WORK INSTRUCTIONS: Each line of the data that mentions the string "davidson" needs to be identified and copied.
━━━━━━━━
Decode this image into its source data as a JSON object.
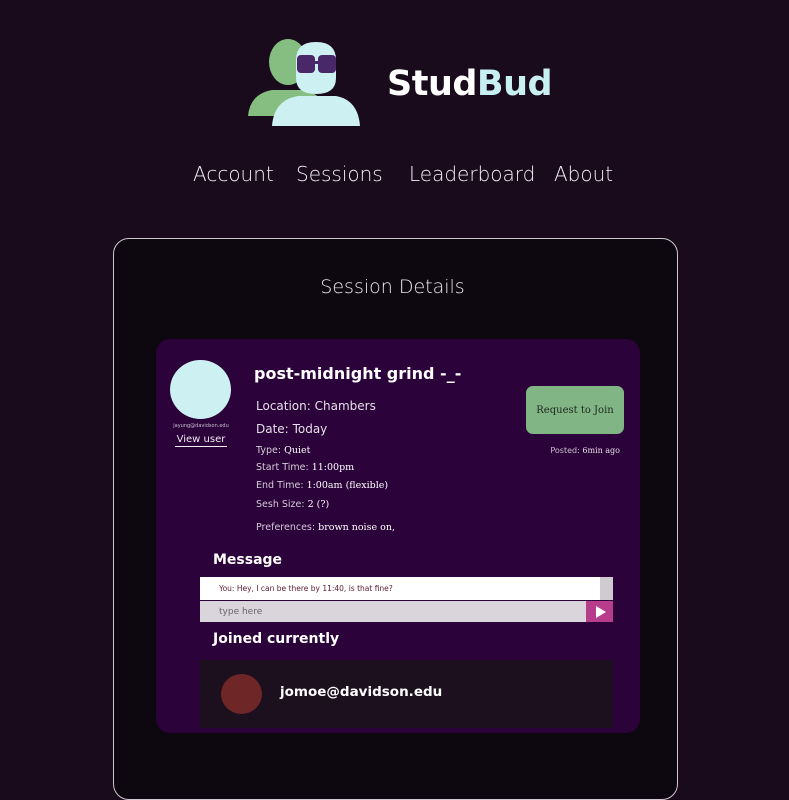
{
  "brand": {
    "part1": "Stud",
    "part2": "Bud"
  },
  "nav": {
    "account": "Account",
    "sessions": "Sessions",
    "leaderboard": "Leaderboard",
    "about": "About"
  },
  "panel": {
    "title": "Session Details"
  },
  "session": {
    "title": "post-midnight grind  -_-",
    "poster_email": "jayung@davidson.edu",
    "view_user": "View user",
    "location_label": "Location:",
    "location": "Chambers",
    "date_label": "Date:",
    "date": "Today",
    "type_label": "Type:",
    "type": "Quiet",
    "start_label": "Start Time:",
    "start": "11:00pm",
    "end_label": "End Time:",
    "end": "1:00am (flexible)",
    "size_label": "Sesh Size:",
    "size": "2 (?)",
    "prefs_label": "Preferences:",
    "prefs": "brown noise on,",
    "join_button": "Request to Join",
    "posted_label": "Posted:",
    "posted": "6min ago"
  },
  "message": {
    "heading": "Message",
    "last": "You: Hey, I can be there by 11:40, is that fine?",
    "placeholder": "type here"
  },
  "joined": {
    "heading": "Joined currently",
    "members": [
      {
        "email": "jomoe@davidson.edu"
      }
    ]
  },
  "colors": {
    "background": "#190b1b",
    "card": "#2b0239",
    "accent_green": "#82b586",
    "accent_cyan": "#c8eff2",
    "send_button": "#b83c8c"
  },
  "icons": {
    "logo": "two-people-with-sunglasses-logo",
    "send": "play-send-icon"
  }
}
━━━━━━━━
EXERCISE RESULT:
    "poster_email": "jayung@davidson.edu",
        "email": "jomoe@davidson.edu"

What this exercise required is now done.